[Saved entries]

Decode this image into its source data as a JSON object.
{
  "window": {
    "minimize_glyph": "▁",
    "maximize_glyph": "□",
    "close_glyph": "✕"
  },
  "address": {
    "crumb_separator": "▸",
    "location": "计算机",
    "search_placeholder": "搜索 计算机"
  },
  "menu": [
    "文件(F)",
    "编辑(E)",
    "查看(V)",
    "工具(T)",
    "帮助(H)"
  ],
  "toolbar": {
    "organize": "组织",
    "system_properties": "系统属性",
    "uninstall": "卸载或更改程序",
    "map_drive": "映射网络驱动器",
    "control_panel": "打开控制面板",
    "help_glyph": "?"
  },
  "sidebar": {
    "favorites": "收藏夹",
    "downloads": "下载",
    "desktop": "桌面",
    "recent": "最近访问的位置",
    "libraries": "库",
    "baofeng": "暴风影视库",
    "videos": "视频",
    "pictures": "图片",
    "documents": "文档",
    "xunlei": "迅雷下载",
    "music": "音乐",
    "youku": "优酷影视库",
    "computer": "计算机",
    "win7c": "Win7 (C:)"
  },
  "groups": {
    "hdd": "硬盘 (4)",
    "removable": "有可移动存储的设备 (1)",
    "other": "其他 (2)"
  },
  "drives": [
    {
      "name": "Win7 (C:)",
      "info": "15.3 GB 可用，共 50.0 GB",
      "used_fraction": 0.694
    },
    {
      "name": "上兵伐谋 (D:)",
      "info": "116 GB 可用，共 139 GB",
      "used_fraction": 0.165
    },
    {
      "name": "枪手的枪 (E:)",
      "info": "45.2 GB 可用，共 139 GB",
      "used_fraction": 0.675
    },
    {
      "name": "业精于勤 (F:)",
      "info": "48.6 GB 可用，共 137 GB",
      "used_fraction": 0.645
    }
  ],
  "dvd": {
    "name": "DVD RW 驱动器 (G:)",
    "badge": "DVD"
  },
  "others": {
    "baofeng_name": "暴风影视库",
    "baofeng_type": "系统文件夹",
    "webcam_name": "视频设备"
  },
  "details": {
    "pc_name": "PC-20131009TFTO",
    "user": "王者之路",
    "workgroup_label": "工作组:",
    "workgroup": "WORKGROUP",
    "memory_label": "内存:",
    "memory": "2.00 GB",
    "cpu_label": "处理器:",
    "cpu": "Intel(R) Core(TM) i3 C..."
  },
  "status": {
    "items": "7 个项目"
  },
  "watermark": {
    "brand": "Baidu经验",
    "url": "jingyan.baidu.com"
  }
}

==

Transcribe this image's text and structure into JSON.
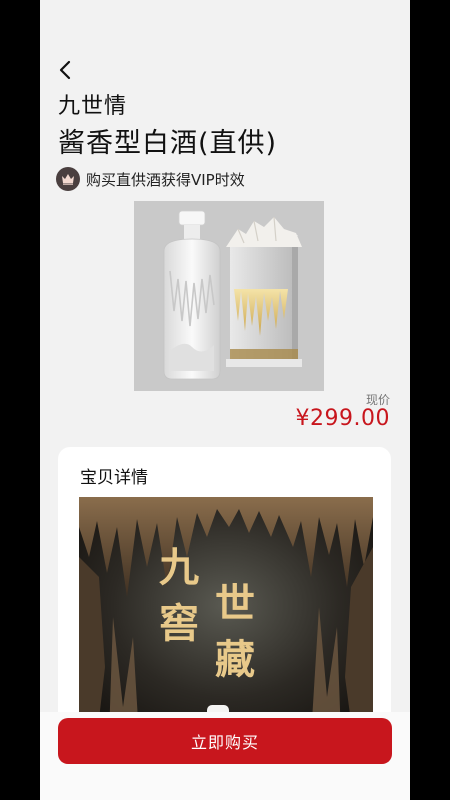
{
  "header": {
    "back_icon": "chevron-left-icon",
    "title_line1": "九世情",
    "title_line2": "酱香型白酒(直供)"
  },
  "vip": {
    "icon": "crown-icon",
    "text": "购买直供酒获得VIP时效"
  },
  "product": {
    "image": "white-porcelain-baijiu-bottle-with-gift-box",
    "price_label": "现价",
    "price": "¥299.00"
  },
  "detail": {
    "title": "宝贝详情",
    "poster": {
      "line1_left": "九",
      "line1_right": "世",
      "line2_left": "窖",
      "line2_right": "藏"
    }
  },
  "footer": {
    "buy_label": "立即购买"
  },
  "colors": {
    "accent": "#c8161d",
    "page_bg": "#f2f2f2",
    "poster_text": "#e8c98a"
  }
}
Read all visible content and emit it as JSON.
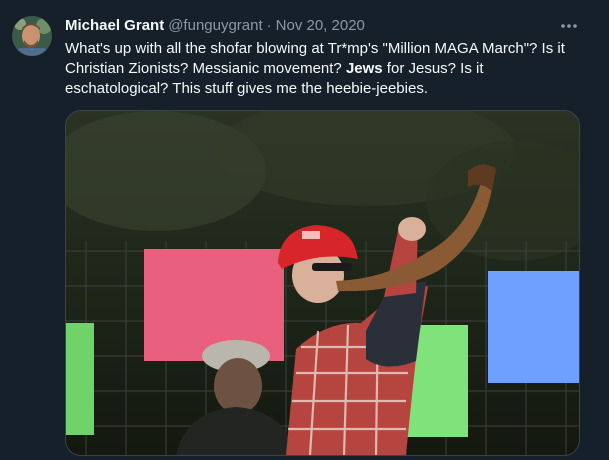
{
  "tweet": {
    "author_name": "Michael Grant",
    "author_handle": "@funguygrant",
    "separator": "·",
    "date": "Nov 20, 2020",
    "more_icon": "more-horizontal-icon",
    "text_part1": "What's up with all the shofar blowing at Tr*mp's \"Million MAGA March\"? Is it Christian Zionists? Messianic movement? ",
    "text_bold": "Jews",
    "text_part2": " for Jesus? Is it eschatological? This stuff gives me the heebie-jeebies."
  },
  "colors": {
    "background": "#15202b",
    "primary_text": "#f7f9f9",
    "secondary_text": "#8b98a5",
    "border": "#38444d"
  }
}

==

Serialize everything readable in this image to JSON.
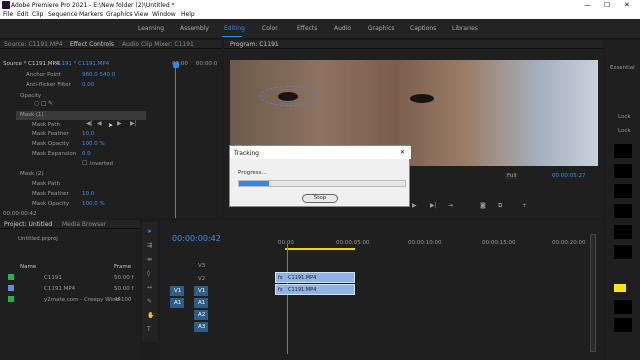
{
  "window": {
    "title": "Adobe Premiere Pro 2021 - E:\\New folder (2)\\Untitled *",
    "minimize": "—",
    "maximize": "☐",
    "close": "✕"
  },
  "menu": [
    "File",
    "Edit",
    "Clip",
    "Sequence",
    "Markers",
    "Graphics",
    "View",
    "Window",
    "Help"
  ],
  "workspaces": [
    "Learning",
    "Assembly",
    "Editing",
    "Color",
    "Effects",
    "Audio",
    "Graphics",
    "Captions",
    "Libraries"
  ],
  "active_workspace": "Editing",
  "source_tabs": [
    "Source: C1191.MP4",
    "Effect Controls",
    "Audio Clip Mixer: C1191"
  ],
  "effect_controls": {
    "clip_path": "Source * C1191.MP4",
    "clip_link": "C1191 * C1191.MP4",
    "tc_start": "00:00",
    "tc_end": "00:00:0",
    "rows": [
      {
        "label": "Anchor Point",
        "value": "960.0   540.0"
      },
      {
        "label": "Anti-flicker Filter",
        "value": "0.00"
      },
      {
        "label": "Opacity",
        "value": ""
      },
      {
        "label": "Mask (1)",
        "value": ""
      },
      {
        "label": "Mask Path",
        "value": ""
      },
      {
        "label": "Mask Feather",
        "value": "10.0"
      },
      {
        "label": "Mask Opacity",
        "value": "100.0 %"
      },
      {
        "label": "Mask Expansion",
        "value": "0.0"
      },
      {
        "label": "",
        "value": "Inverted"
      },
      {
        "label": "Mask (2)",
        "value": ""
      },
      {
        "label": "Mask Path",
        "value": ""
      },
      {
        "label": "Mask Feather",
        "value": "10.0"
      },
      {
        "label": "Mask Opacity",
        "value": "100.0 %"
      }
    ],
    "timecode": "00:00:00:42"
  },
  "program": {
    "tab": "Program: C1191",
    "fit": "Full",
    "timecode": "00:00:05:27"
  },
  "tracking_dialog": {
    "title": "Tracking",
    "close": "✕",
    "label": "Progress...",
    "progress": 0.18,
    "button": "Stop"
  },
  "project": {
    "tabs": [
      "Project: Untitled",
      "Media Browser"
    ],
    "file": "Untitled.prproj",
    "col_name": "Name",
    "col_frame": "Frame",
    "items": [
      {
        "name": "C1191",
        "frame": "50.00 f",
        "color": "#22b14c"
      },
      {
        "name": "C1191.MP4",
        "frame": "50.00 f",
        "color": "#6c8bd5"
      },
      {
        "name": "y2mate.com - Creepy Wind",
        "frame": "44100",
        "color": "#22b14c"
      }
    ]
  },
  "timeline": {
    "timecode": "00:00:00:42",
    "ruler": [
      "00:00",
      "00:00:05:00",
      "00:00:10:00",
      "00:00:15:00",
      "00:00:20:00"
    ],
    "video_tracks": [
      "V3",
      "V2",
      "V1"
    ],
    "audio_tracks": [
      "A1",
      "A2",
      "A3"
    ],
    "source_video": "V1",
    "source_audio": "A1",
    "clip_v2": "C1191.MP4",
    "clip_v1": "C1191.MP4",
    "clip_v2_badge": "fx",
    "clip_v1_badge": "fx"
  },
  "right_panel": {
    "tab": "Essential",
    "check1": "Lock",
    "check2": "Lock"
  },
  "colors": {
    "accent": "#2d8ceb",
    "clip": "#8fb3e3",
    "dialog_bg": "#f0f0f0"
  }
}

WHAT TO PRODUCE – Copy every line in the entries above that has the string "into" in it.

RESPONSE –
Decode this image into its source data as a JSON object.
Transcribe this image's text and structure into JSON.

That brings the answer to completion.